Delightful, savory, just right. Aren’t we all?

Eating Out: A Light-Hearted Post

Since I am on my way out of town once again, here are some meals to sink your eyes into, from local non-chain restaurants.

OUTDOOR FARE

Ok, seriously fried food: crab cakes and onion rings, outdoors at The Boardwalk, Lake George NY. The view of the water and people para-sailing was more fun than the food; washing lunch down with local brews helped.

I ended up taking most of this home, and reheating it in the toaster oven over several days. Also had to make big piles of vegetables to eat with it, as I am just not used to the oil.

P.S. Never reheat crispy/fried/texture-driven food in the microwave; it’s such a disappointment.

Next, cheeseburgers with slaw on top at Jumpin Jack’s Drive-In, Scotia NY, with a side of excellent onion rings; rode up hungry on bicycles for the first summer visit and on a motorcycle for the second. A large sweating cup of icy unsweetened tea rounded out the meal.

Last summer we saw television pictures of Jumpin Jack’s under water from Hurricane Irene. Apparently they are all dried out now and back to long but quick-moving lines of customers again.

I don’t eat that much red meat, so when I do it has to be worth it.  Even then, I usually split a burger with other people, and nibble on two or three onion rings. Ok, maybe four. I really, really enjoy the zesty crunch of the coleslaw as my teeth sink into the salty cheese and meat.  All right, maybe five onion rings, you know, if I’m really hungry.

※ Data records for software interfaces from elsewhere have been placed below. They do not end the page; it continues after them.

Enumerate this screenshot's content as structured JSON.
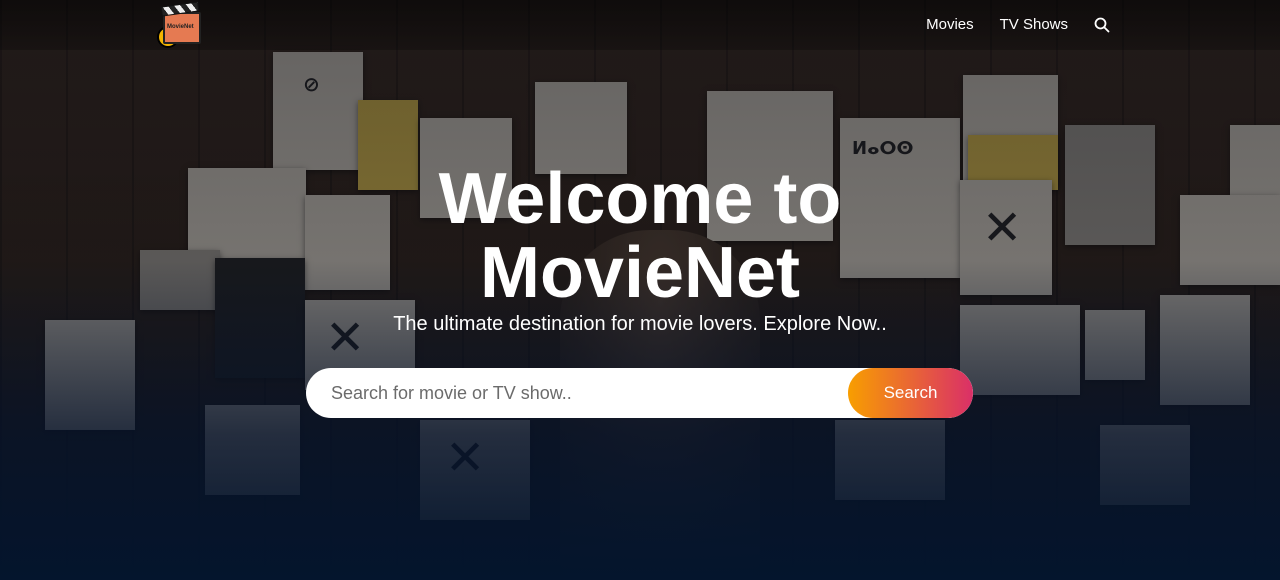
{
  "header": {
    "logo_alt": "MovieNet",
    "nav": [
      {
        "label": "Movies"
      },
      {
        "label": "TV Shows"
      }
    ]
  },
  "hero": {
    "title_line1": "Welcome to",
    "title_line2": "MovieNet",
    "subtitle": "The ultimate destination for movie lovers. Explore Now.."
  },
  "search": {
    "placeholder": "Search for movie or TV show..",
    "button_label": "Search"
  },
  "colors": {
    "accent_start": "#f89e00",
    "accent_end": "#da2f68",
    "background": "#04152d"
  },
  "icons": {
    "nav_search": "search-icon"
  }
}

BREAKFASTS

Oh my heavens, mascarpone-stuffed French toast topped by fruit compote at The Parkside House, Buffalo NY.  The Parkside is a B&B three blocks from Frank Lloyd Wright’s Darwin Martin House (note the FLW inspired china).

This meal kept me going for absorbing architecture in the morning, followed by three hours of hiking Niagara Gorge at Whirlpool State Park. Thanks, Chris and Jonny–breakfast was delightful.

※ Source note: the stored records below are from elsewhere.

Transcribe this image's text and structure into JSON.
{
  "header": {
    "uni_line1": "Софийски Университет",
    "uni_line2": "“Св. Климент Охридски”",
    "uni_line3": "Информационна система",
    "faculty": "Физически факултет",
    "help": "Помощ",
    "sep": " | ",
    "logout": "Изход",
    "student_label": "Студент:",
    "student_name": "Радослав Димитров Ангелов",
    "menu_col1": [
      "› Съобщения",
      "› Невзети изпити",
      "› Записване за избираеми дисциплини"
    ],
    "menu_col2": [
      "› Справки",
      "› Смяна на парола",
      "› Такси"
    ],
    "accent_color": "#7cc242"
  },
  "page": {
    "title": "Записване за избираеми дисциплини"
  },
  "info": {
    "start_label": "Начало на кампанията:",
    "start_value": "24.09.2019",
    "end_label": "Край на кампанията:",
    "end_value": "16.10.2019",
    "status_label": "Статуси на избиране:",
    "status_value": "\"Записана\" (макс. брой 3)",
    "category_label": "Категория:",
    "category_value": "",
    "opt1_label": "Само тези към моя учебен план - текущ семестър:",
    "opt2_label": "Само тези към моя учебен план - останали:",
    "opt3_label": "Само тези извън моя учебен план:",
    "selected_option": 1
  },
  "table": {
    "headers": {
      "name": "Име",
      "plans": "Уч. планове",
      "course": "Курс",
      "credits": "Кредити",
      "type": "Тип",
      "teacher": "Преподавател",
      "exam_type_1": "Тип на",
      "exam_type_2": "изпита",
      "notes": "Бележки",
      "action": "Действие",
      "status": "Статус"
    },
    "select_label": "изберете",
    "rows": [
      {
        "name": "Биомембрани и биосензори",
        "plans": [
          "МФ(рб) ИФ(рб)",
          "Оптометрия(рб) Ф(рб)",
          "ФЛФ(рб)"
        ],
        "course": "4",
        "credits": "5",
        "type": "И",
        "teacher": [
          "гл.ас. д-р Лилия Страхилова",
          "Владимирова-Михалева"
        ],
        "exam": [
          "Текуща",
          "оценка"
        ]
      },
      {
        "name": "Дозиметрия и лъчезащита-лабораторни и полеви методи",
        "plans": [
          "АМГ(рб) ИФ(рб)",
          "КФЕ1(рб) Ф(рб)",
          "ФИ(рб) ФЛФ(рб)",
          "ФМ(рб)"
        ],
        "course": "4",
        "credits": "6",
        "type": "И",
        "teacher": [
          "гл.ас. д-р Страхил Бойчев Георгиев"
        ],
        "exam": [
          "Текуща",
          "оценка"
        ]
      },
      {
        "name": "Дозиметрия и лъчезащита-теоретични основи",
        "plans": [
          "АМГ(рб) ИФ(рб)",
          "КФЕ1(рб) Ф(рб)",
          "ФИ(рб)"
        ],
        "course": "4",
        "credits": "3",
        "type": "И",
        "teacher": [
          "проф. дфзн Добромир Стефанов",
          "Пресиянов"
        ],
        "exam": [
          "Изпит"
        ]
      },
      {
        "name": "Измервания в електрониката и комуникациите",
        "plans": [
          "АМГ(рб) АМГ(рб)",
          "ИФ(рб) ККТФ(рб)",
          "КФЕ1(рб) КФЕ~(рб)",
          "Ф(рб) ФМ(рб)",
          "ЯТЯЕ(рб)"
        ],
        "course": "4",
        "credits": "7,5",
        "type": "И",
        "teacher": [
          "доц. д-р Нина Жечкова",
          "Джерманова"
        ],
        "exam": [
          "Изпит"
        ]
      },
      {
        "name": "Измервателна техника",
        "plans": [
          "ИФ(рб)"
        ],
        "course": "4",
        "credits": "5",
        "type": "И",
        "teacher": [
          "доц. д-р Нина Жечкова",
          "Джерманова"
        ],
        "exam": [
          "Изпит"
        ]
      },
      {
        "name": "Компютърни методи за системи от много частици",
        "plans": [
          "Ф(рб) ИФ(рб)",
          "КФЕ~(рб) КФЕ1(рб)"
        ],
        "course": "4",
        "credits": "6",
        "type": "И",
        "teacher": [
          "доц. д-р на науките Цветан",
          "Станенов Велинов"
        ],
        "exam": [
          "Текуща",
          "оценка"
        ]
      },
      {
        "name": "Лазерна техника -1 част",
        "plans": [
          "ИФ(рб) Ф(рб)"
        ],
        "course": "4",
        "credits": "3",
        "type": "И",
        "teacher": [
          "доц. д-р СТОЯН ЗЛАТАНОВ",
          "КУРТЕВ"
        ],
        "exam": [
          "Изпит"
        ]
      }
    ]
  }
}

Home-made waffle and broccoli rabe (aka rapini, a brassica related to turnips of all things!) & mushroom omelet, with some of the least greasy breakfast potatoes I have ever eaten. Someone was bringing in fresh local bunches of chard, for lunch I presume, as I sat drinking tea.  Skyport Diner, Schenectady NY

DINNERS

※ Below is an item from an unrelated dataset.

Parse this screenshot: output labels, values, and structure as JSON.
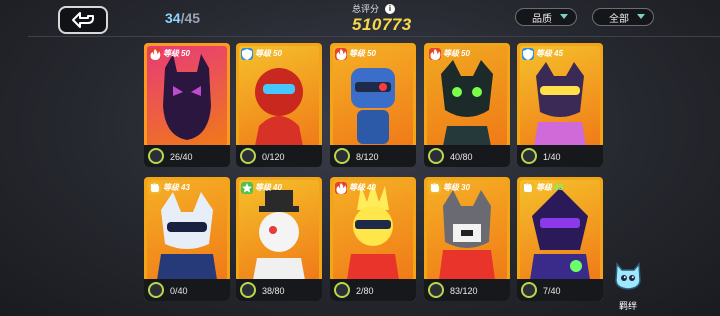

Crab cake with–get this!–lemon & vanilla-bean aioli (kept thinking there was something “chocolatey” about it ’til I double-checked the menu) over mango coleslaw, at Waters Edge Lighthouse  Restaurant, Glenville NY.

I suspect most people who dine out have a food they just must sample and compare to previous versions whenever they see it. Mine used to be chicken fried steak with sausage gravy (known in Yankee country as “southern” or “country” fried steak), but since I spend most of my time in the north now, I eat much less meat and fried food–oh, and I’ve eaten more than enough chicken fried steak for several lifetimes—I am now a crab cake taster. This exquisite cake proved one of the best ever, not too bread-y or fried-tasting, accompanied by such exotic flavors! What’s your “search out food”?

The chicken satay appetizer (big enough for a meal), again at Waters Edge Lighthouse. Note the Mohawk River flowing by behind the food, and yes, boats are bobbing there with the sun reflecting on them. Eating on the water is wonderful—especially when Hurricane Irene is not overflowing the banks; this was another restaurant that flooded last summer.

Vegetable samosa nestled behind a bowl of shrimp masala at Shalimar in Delmar NY. The creamy masala sauce with its peppers and onions is best eaten by dipping garlic naan (bread) into it, though you can eat an awful lot of naan in the process. I am also partial to the bund gobi aloo (cabbage and potatoes) all golden and yummy.

NOT DESSERT—INSTEAD, PRETTY COLORS TO FINISH WITH.

The beer flight at Madison Brewery, Bennington VT. The color, just look at the color and the varying opacities!—so many shades of red, amber, gold. Included in this sampler were Crowtown Pale Ale, Sucker Pond Blonde, Wassick’s White Wall (the cloudy one), Buck’s Honey Wheat, Willoughby’s Scottish Ale, and Old 76 Strong Ale.

Cheers, summer!